Show Review: High on Fire & Pallbearer @ Royale 8.17.15
by Mike Doub (real life person), published September 16th 2015
photos by Ben Stas (Powerslave)
Your opinion on the current state of metal music, if you have one, probably hinges on your position within the Deafheaven divide. It’s usually one of two extremes. The genre is either lauded for a recent diversity boom, or decried for dilution bordering on sacrilege. While ideology wars are generally silly (and Deafheaven are great!) metal’s clash in sensibilities has yielded fascinatingly singular records in the last year. On one of 2015’s most esoteric releases, Liturgy’s The Ark Work, monumental orchestral swells and synthetic drums were a far cry from common metal signifiers. On the other end of the spectrum, Slayer released another Slayer album last Friday. A genre divided stands just fine.
High on Fire and Pallbearer are beneficiaries of the excitement surrounding the recent culture clash. The former is a reliable outfit of metal veterans, the latter a group of up-and-coming traditionalists. Unsurprisingly, then, their Boston show at the Royale didn’t want for canonical conduct. Throughout the night index and pinky fingers went up sans irony, downtuned guitars roared, and corny growls (High on Fire) were matched by corny Ozzy-indebted yelps (Pallbearer). Openers Venomous Maximus and Lucifer were similarly reverent. Venomous Maximus’ set, the first of the night, felt lifted straight from the thrash metal playbook: fast, aggressive riffs aligning with fast, aggressive drumming. Later, the psychedelic-leaning heavy metal of Lucifer was supported by visuals seemingly culled from the Powerslave album art.

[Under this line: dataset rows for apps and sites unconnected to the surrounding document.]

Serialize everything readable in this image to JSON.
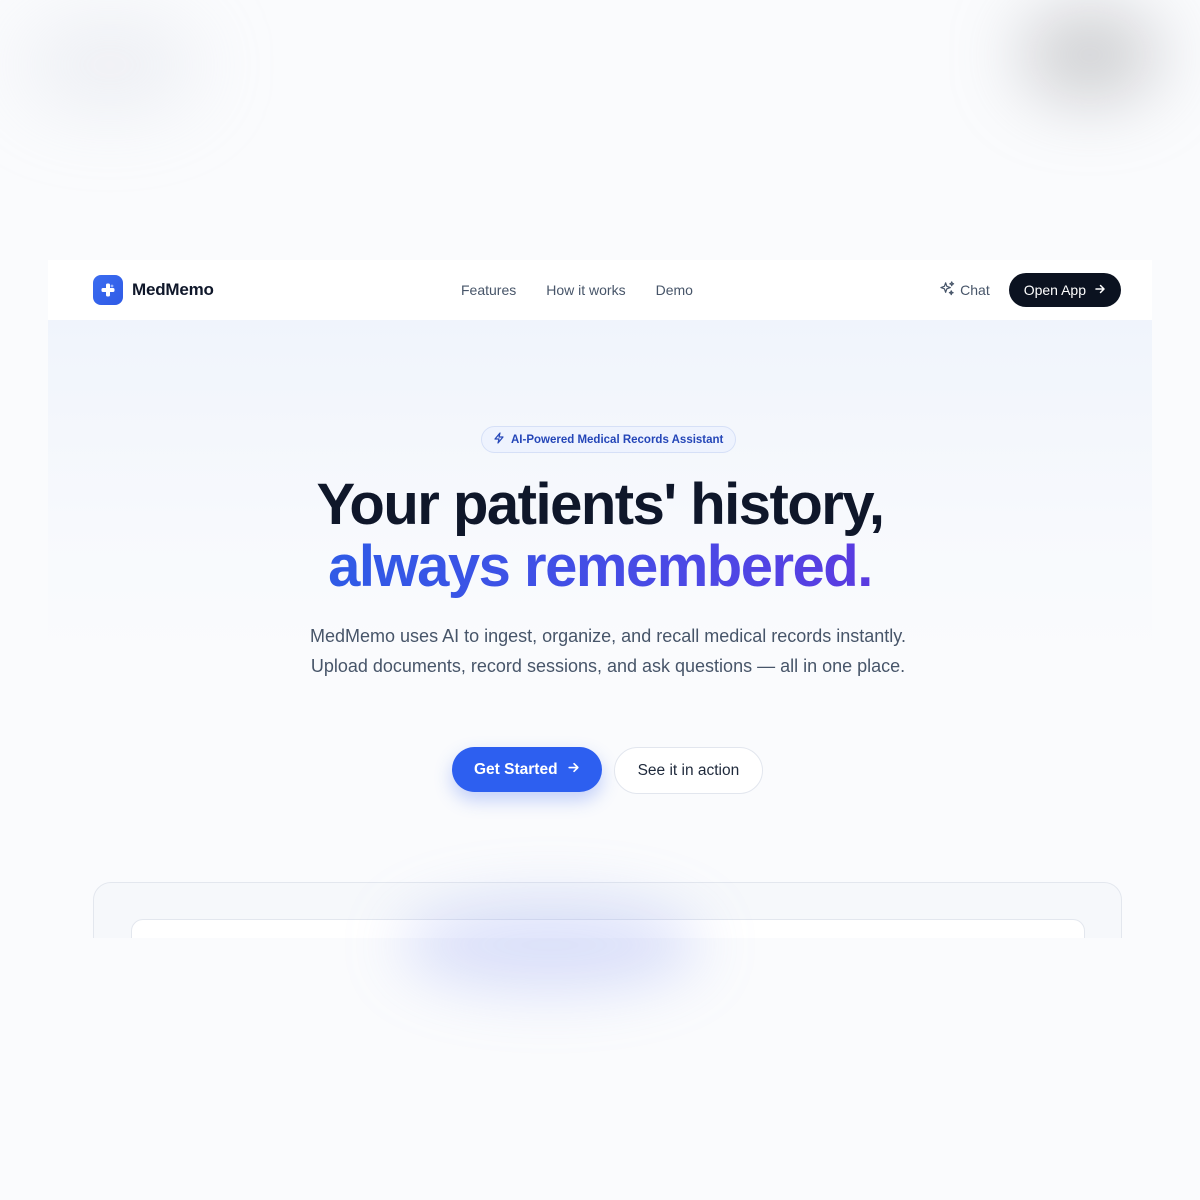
{
  "brand": {
    "name": "MedMemo",
    "accent": "#2d5ff0",
    "dark": "#0b1220"
  },
  "nav": {
    "links": [
      {
        "label": "Features"
      },
      {
        "label": "How it works"
      },
      {
        "label": "Demo"
      }
    ],
    "chat_label": "Chat",
    "chat_icon": "sparkles-icon",
    "open_app_label": "Open App",
    "open_app_icon": "arrow-right-icon"
  },
  "hero": {
    "badge": {
      "icon": "zap-icon",
      "label": "AI-Powered Medical Records Assistant"
    },
    "title_line1": "Your patients' history,",
    "title_line2": "always remembered.",
    "subtitle": "MedMemo uses AI to ingest, organize, and recall medical records instantly. Upload documents, record sessions, and ask questions — all in one place.",
    "primary_cta": "Get Started",
    "secondary_cta": "See it in action"
  }
}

Pallbearer, touring 2014’s excellent Foundations of Burden, followed Lucifer. On both that album and Sorrow and Extinction in 2012 the Arkansas four-piece has perfected the art of the slow burn, letting their crushing riffs unfold in multiple movements across challenging song lengths. In that way the group resembles an anesthetized Black Sabbath, one that’s rarely theatrical or overly technical. This uniformity – as well as their slow tempos – can make Pallbearer songs a marathon, especially live. Even so, the band’s individual elements hit hard that night. Mark Lierly’s feel behind the drums was heavy and lived-in, and the live setting provided guitarist Devin Holl a forum for adventure in his (often lengthy) solos. It was a small disappointment to see Pallbearer perform so within their wheelhouse; the doom metal via Beach House of Burden’s “Ashes” in particular suggests promise should the band expand beyond their formula. But for now, Pallbearer’s doom metal routine is still a satisfyingly punishing experience.
They were succeeded by High on Fire, who brought with them a considerable energy boost. Guitarist and singer Matt Pike’s previous band Sleep could be an even greater endurance test than Pallbearer – the band’s masterpiece is an hour-long dirge called “Dopesmoker.” With hookier choruses and more dynamic arrangements High on Fire exist in stark contrast to that group, and Pallbearer as well. At their Boston date the trio ripped through song after song with abandon. The set adeptly replicated the pummeling feel of High on Fire songs on record, and featured a gleefully deranged vocal delivery from Matt Pike. Like Pallbearer though, the similarity of High on Fire’s songs to one another dulled their impact over the course of the night. Like Pallbearer too, their new record – Luminiferous, released this year – features a song intriguing in its rejection of most qualities High on Fire (“The Cave”) that regrettably didn’t make an appearance. Both songs will likely represent roads not taken for either band because, despite an occasional pivot, High on Fire and Pallbearer’s place in the Deafheaven divideTM is firmly alongside other metal conservatives. And while it’s a loaded term, there’s nothing inherently wrong with that stance. High on Fire and Pallbearer both have a distinct spin on their genre, and bolster their somewhat narrow explorations thereof with consistently confident execution. Both bands’ recent records and their Boston show supporting them are proof of that.